14 September, 2011


Yesterday was an anniversary of sorts for me although I'm writing this on the actual anniversary date. On September 13, 1992 I had a heart attack, a very large heart attack. What should I do? Is this an anniversary to celebrate, simply because I'm alive and can? Or is it an anniversary to be repressed because it might remind my family of a difficult time?

I'm not sure, but I'm pretty much the only one who notes its occurrence anyway. It would be my preference to celebrate the additional years of life I have been given, but I know how much worry and stress the event caused those I love. I don't want to remind them of that.

I had not felt 100% when I went to bed on the 12th, perhaps some very mild chest discomfort. It can't have been very much pain though because I easily fell asleep. Upon waking, however, things had changed dramatically, and it may have been the pain that awakened me. It was intense, and there was no doubt whatsoever in my mind that I was having a heart attack.

I woke my wife and told her I had to get to hospital - no time to wait for EMTs when she can immediately drive me the two miles to the Emergency Room. While she called relatives to come over to sit with our daughters, I had to go to the bathroom. Talk about adding insult to injury. Here I am having a heart attack, and I have to sit on the toilet. I had no choice though. Arrgghh!!

Finally I was lying in the backseat of the car. I have no idea how fast my wife drove. She pulled up and ran in the ER, and just like that they were wheeling me in.

As it turns out, I had not yet had the heart attack. There was obviously a blockage though, and my heart wasn't happy. They reviewed my record as they prepared to give me a "clot buster" which would open the artery again. Oops. "He had surgery in June?" "Yes." "Oh no, medication guidelines say not to administer within six months of surgery." While they were calling my surgeon (who said give him the damn medicine now!), I had my attack as the artery closed completely. If untreated for five minutes, my kind of blockage is known as the Widow Maker.

All I really recall of that moment was actually a bit later. I got the clot buster, and blood rushed back into that part of my heart. What I recall is my internist hitting me hard in the chest with his fist.

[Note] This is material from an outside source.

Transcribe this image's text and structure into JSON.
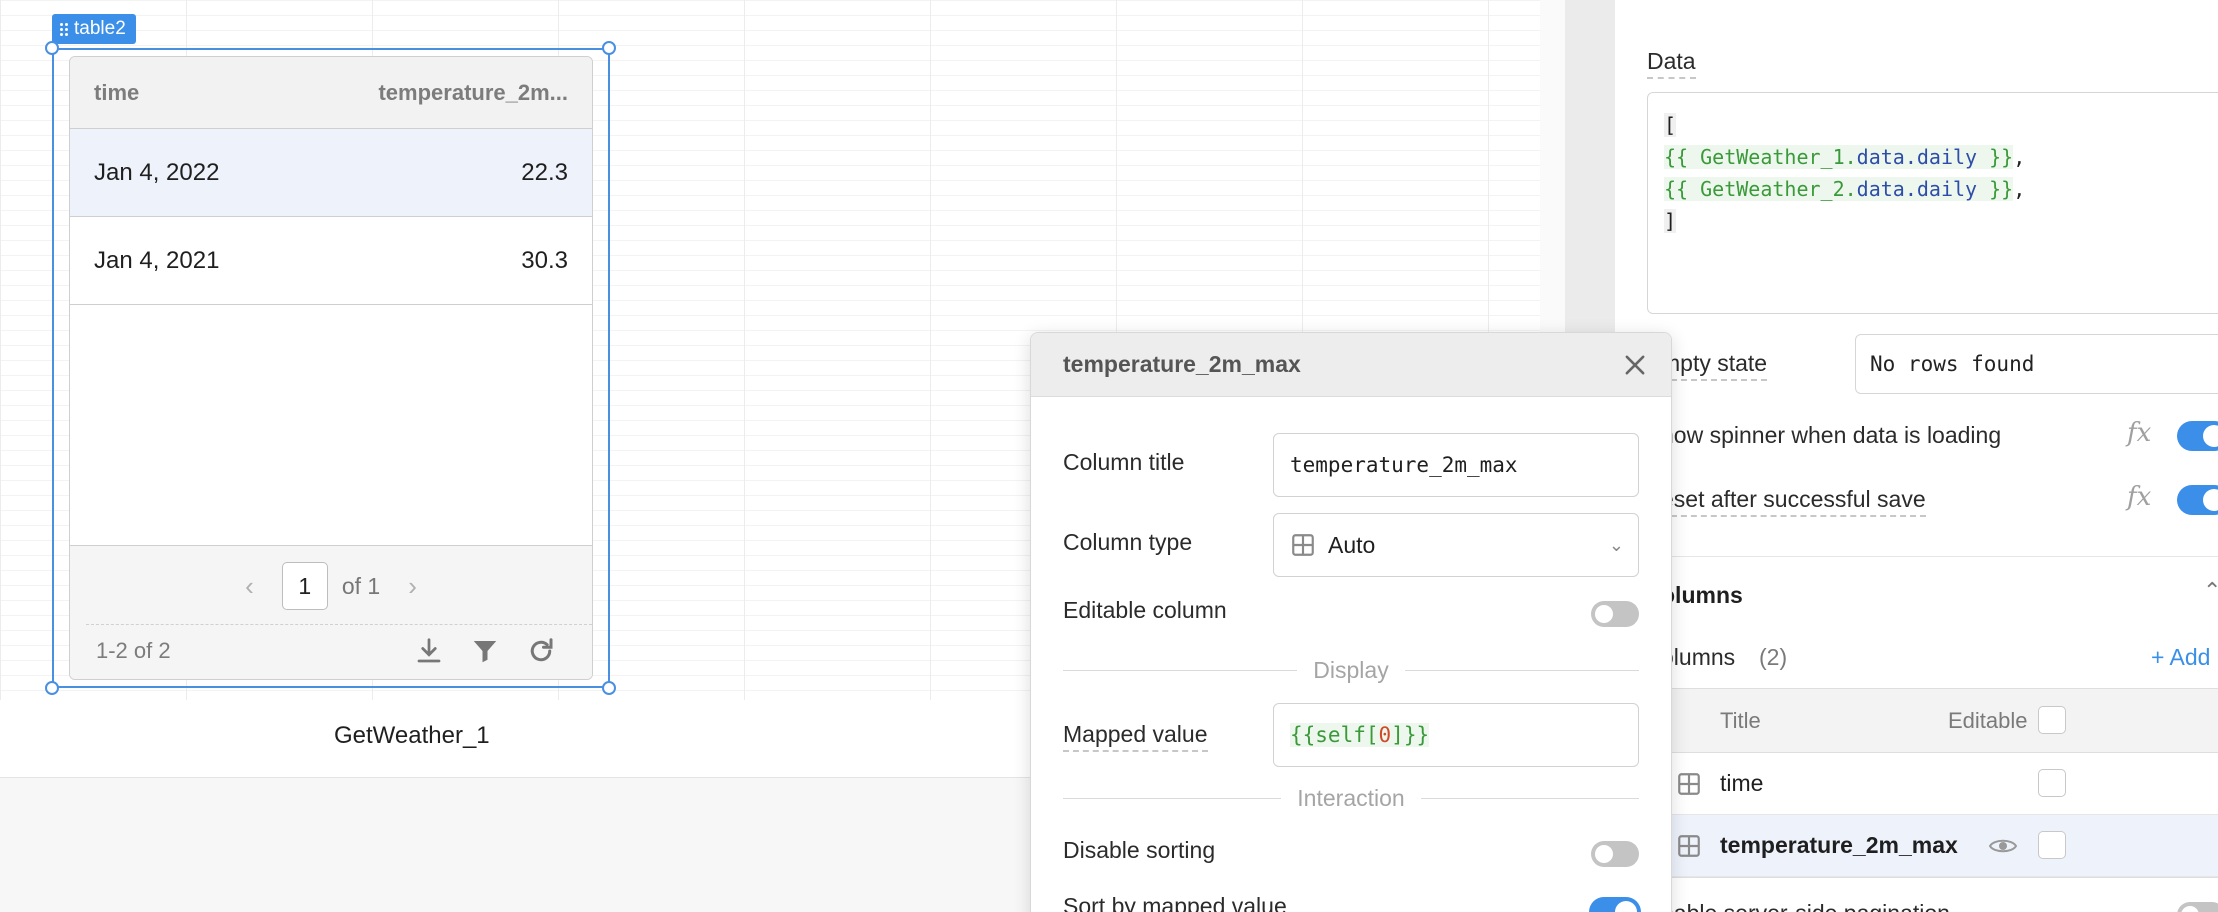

My heart had stopped, and he was starting it back up. It worked, thank goodness.

Too late though - the damage was done. The blockage, high in the coronary artery known as LAD (for those of you who know the lingo), had killed a lot of muscle and ultimately left a lot of scar tissue. In the diagram above, the blockage would be above the red spot. Although I feel pretty good today, my heart pumps only about a third of what a healthy heart pumps, and I take a few medications to rein my heart in from trying to compensate for its inefficiency.

I'm lucky. Only 36 hours earlier, I had returned from a two-day board meeting in New York City where I was staying in Syracuse University's townhouse on E 81st Street, just off Fifth Avenue. If the heart attack had occurred in my room there, I would not have survived it.

The real weirdness is that I was warned. I had dinner at the Union League Club my first night in town, and when we got to dessert, I asked for and ate something really decadent but sooooo delicious. As we finished dinner, my host joked that everyone says that dessert will probably give someone a heart attack someday!

Am I celebrating? Yeah - but I'm kind of keeping it to myself, except to share it with you.